Your most basic bracket can be easily slid into your hot shoe, some offer a thread mount that can be screwed onto a tripod.
The most complex designs will usually have some knobs or screws that can be adjusted. Complex cold shoe designs are safer because they lessen the probability of your gear falling off.
Every situation requires different items, but with the cold shoe, everything suddenly becomes easier.
To further explore the subject of hot shoes vs cold shoes, check out this in-depth video by Eric Rossi:
Are Nikon and Canon Hot Shoes the Same?
I apologize for being the bearer of bad news, but unfortunately, they are different.
Canon and Nikon have their pins (non-sync contacts) in different areas. This means that if you put your flash on the hot shoe, there will be no communication or electrical contact.
You can still swap either brand’s flash (Nikon or Canon) on a Nikon or Canon hot shoe. But be ready to lose some features, that may be a deal-breaker:
- Lose your access to e-TTL.
- No more high-speed sync (FP)
- No more menu commanding the flash.
- Lose access to flash exposure compensation.
- Unable to use the 2nd curtain with a Nikon flash while equipped to a Canon Hot Shoe
So, basically, you cannot use any feature that requires communication between the camera and flash, except the trigger.
You can easily understand it by looking at the respective brands hot shoe and flash foot:
All brands have the standard must-have basic sync at the same location, allowing the flash to trigger as it should.
Any sophisticated sync and metering function probably will not work, although it depends on the camera and flashes you choose.
If you use some flash controls on your camera, expect some options to be unsupported.
To further explore the topic of hot shoes, check out this in-depth video by Mike Smith:
Let me wrap this article up:
- The hot shoe definition: a connector slot between your camera and a device (mainly SpeedLights, Flashes, etc.).
- By adding a two-way communication feature, the cold shoe has now evolved into a hot shoe.
- Hot Shoe covers are important because they prevent corrosive materials from entering the hot shoe. It can also provide protection from solid objects if fitted correctly.
- Hot Shoe adaptors are useful to prevent your camera from affixing flash units or some compatible camera peripherals.
- The external hot shoes are interchangeable with the word external flash since they are both mounted on the hot shoe. These flashes can easily help you in situations where you need more creative options and a better flash than your camera’s built-in camera.
- The main difference between a cold shoe and a hot shoe is their abilities. Cold shoes do not provide any two-way communication for your devices. Depending on your circumstances and photography niche, this feature may help you.

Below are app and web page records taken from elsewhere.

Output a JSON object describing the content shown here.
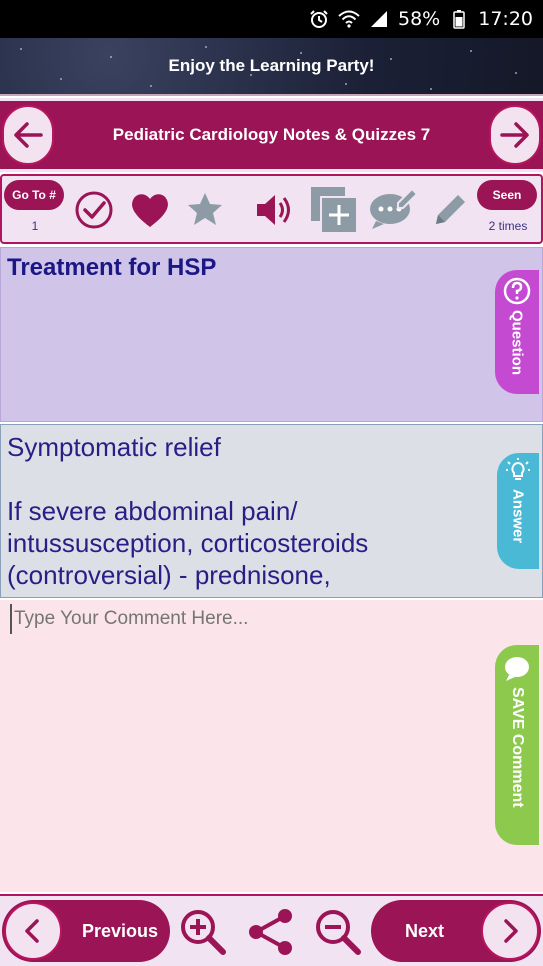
{
  "status_bar": {
    "battery": "58%",
    "time": "17:20",
    "icons": [
      "alarm-icon",
      "wifi-icon",
      "signal-icon",
      "battery-icon"
    ]
  },
  "banner": {
    "title": "Enjoy the Learning Party!"
  },
  "header": {
    "title": "Pediatric Cardiology Notes & Quizzes 7",
    "back_icon": "arrow-left-icon",
    "forward_icon": "arrow-right-icon"
  },
  "toolbar": {
    "goto_label": "Go To #",
    "goto_value": "1",
    "seen_label": "Seen",
    "seen_value": "2 times",
    "icons": [
      "check-icon",
      "heart-icon",
      "star-icon",
      "speaker-icon",
      "add-copy-icon",
      "comment-edit-icon",
      "pencil-icon"
    ]
  },
  "question": {
    "text": "Treatment for HSP",
    "tab_label": "Question"
  },
  "answer": {
    "text": "Symptomatic relief\n\nIf severe abdominal pain/ intussusception, corticosteroids (controversial) - prednisone, methylprednisone",
    "tab_label": "Answer"
  },
  "comment": {
    "placeholder": "Type Your Comment Here...",
    "tab_label": "SAVE Comment"
  },
  "bottom_bar": {
    "previous_label": "Previous",
    "next_label": "Next",
    "icons": [
      "zoom-in-icon",
      "share-icon",
      "zoom-out-icon"
    ]
  },
  "colors": {
    "primary": "#9b1455",
    "panel_bg": "#f1e3f1",
    "question_bg": "#d0c4e8",
    "answer_bg": "#dcdfe6",
    "comment_bg": "#fbe5ea",
    "question_tab": "#c44ad2",
    "answer_tab": "#49b9d6",
    "comment_tab": "#8cc94c",
    "text_dark_blue": "#1b1785"
  }
}
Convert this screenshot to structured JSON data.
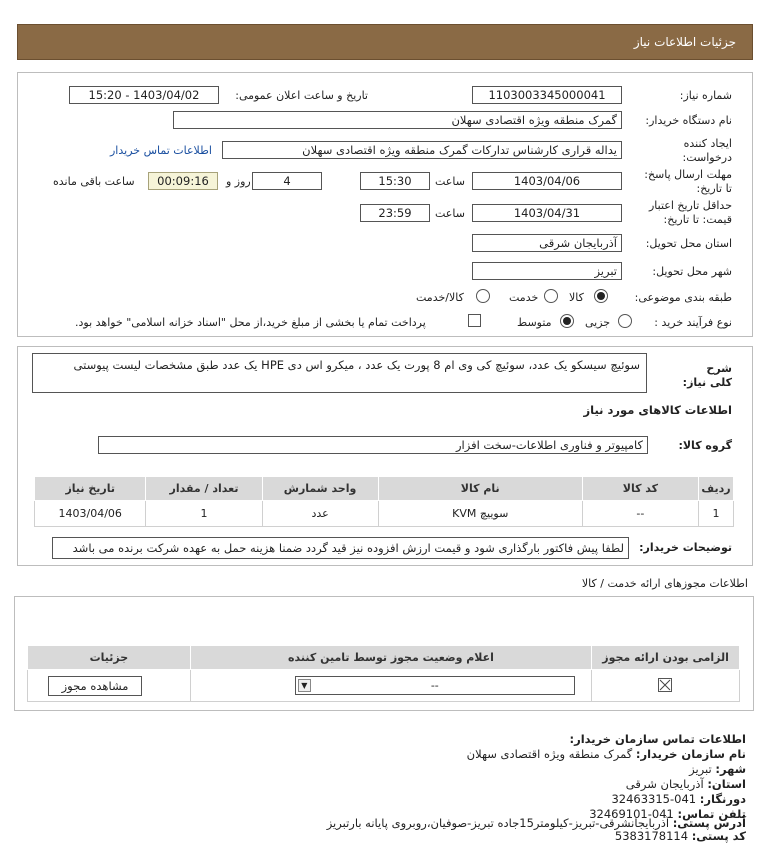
{
  "header": {
    "title": "جزئیات اطلاعات نیاز"
  },
  "form": {
    "need_number_label": "شماره نیاز:",
    "need_number": "1103003345000041",
    "announce_label": "تاریخ و ساعت اعلان عمومی:",
    "announce_value": "1403/04/02 - 15:20",
    "buyer_org_label": "نام دستگاه خریدار:",
    "buyer_org": "گمرک منطقه ویژه اقتصادی سهلان",
    "creator_label": "ایجاد کننده درخواست:",
    "creator": "یداله قراری کارشناس تدارکات گمرک منطقه ویژه اقتصادی سهلان",
    "contact_link": "اطلاعات تماس خریدار",
    "deadline_label": "مهلت ارسال پاسخ: تا تاریخ:",
    "deadline_date": "1403/04/06",
    "time_label": "ساعت",
    "deadline_time": "15:30",
    "days_value": "4",
    "days_label": "روز و",
    "timer": "00:09:16",
    "remaining_label": "ساعت باقی مانده",
    "validity_label": "حداقل تاریخ اعتبار قیمت: تا تاریخ:",
    "validity_date": "1403/04/31",
    "validity_time": "23:59",
    "province_label": "استان محل تحویل:",
    "province": "آذربایجان شرقی",
    "city_label": "شهر محل تحویل:",
    "city": "تبریز",
    "category_label": "طبقه بندی موضوعی:",
    "category_options": [
      "کالا",
      "خدمت",
      "کالا/خدمت"
    ],
    "process_label": "نوع فرآیند خرید :",
    "process_options": [
      "جزیی",
      "متوسط"
    ],
    "payment_note": "پرداخت تمام یا بخشی از مبلغ خرید،از محل \"اسناد خزانه اسلامی\" خواهد بود."
  },
  "description": {
    "label": "شرح کلی نیاز:",
    "text": "سوئیچ سیسکو یک عدد، سوئیچ کی وی ام 8 پورت یک عدد ، میکرو اس دی HPE یک عدد طبق مشخصات لیست پیوستی"
  },
  "goods": {
    "section_title": "اطلاعات کالاهای مورد نیاز",
    "group_label": "گروه کالا:",
    "group_value": "کامپیوتر و فناوری اطلاعات-سخت افزار",
    "columns": [
      "ردیف",
      "کد کالا",
      "نام کالا",
      "واحد شمارش",
      "تعداد / مقدار",
      "تاریخ نیاز"
    ],
    "rows": [
      [
        "1",
        "--",
        "سوییچ KVM",
        "عدد",
        "1",
        "1403/04/06"
      ]
    ]
  },
  "buyer_notes": {
    "label": "توضیحات خریدار:",
    "text": "لطفا پیش فاکتور بارگذاری شود و قیمت ارزش افزوده نیز قید گردد ضمنا هزینه حمل به عهده شرکت برنده می باشد"
  },
  "permits": {
    "section_title": "اطلاعات مجوزهای ارائه خدمت / کالا",
    "columns": [
      "الزامی بودن ارائه مجوز",
      "اعلام وضعیت مجوز توسط تامین کننده",
      "جزئیات"
    ],
    "select_value": "--",
    "view_button": "مشاهده مجوز"
  },
  "contact": {
    "title": "اطلاعات تماس سازمان خریدار:",
    "org_label": "نام سازمان خریدار:",
    "org_value": "گمرک منطقه ویژه اقتصادی سهلان",
    "city_label": "شهر:",
    "city_value": "تبریز",
    "province_label": "استان:",
    "province_value": "آذربایجان شرقی",
    "fax_label": "دورنگار:",
    "fax_value": "041-32463315",
    "phone_label": "تلفن تماس:",
    "phone_value": "041-32469101",
    "address_label": "آدرس پستی:",
    "address_value": "آذربایجانشرقی-تبریز-کیلومتر15جاده تبریز-صوفیان،روبروی پایانه بارتبریز",
    "postal_label": "کد پستی:",
    "postal_value": "5383178114"
  }
}
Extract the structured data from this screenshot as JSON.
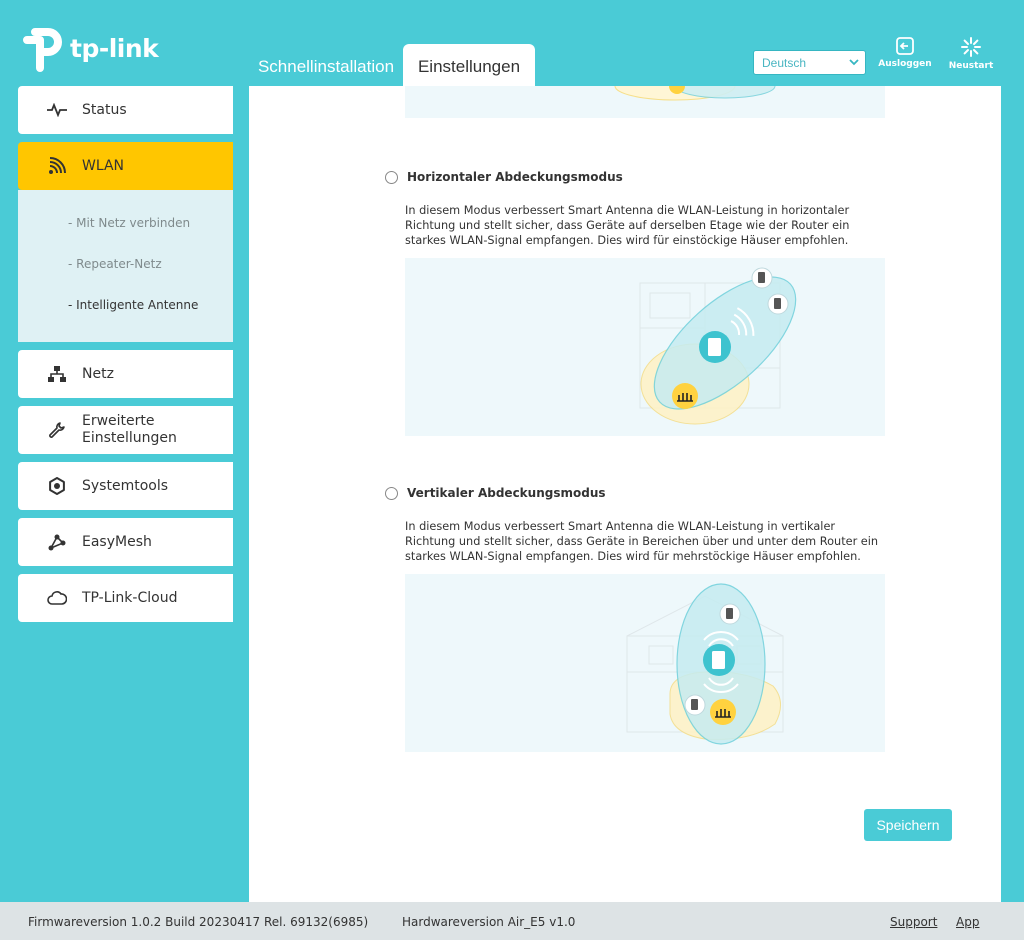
{
  "brand": {
    "logo_text": "tp-link"
  },
  "header": {
    "tabs": [
      {
        "label": "Schnellinstallation"
      },
      {
        "label": "Einstellungen"
      }
    ],
    "language": {
      "selected": "Deutsch"
    },
    "actions": {
      "logout_label": "Ausloggen",
      "restart_label": "Neustart"
    }
  },
  "sidebar": {
    "items": [
      {
        "label": "Status",
        "icon": "pulse-icon"
      },
      {
        "label": "WLAN",
        "icon": "wifi-icon"
      },
      {
        "label": "Netz",
        "icon": "network-icon"
      },
      {
        "label": "Erweiterte Einstellungen",
        "icon": "wrench-icon"
      },
      {
        "label": "Systemtools",
        "icon": "gear-icon"
      },
      {
        "label": "EasyMesh",
        "icon": "mesh-icon"
      },
      {
        "label": "TP-Link-Cloud",
        "icon": "cloud-icon"
      }
    ],
    "wlan_sub": [
      {
        "label": "- Mit Netz verbinden"
      },
      {
        "label": "- Repeater-Netz"
      },
      {
        "label": "- Intelligente Antenne"
      }
    ]
  },
  "main": {
    "horizontal": {
      "title": "Horizontaler Abdeckungsmodus",
      "desc": "In diesem Modus verbessert Smart Antenna die WLAN-Leistung in horizontaler Richtung und stellt sicher, dass Geräte auf derselben Etage wie der Router ein starkes WLAN-Signal empfangen. Dies wird für einstöckige Häuser empfohlen."
    },
    "vertical": {
      "title": "Vertikaler Abdeckungsmodus",
      "desc": "In diesem Modus verbessert Smart Antenna die WLAN-Leistung in vertikaler Richtung und stellt sicher, dass Geräte in Bereichen über und unter dem Router ein starkes WLAN-Signal empfangen. Dies wird für mehrstöckige Häuser empfohlen."
    },
    "save_label": "Speichern"
  },
  "footer": {
    "firmware": "Firmwareversion 1.0.2 Build 20230417 Rel. 69132(6985)",
    "hardware": "Hardwareversion Air_E5 v1.0",
    "support": "Support",
    "app": "App"
  },
  "colors": {
    "accent": "#4acbd6",
    "active": "#ffc600",
    "sub_bg": "#dff1f4"
  }
}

- Nikon and Canon hot shoes are different, using a different Nikon flash on a canon hot shoe can work. Although there are restrictions on some features (except the basic ones).
And that’s a wrap! Hot shoes are an essential part of your camera that may become handy once you learn more about it. Hot shoes are criminally underrated and are often forgotten despite their utility. Who knows, this article may inspire you to carry some cold shoes to aid your photography journey.
I hope this article helps you in understanding the camera’s hot shoe have a great day.
Jon has been a passionate photographer for 10+ years. Fun fact is that he has a collection of around 300-400 cameras that his family has collected over the years. Outside of photography, he has a Masters Degree in Engineering and has 13 years experience working in the industry across the globe.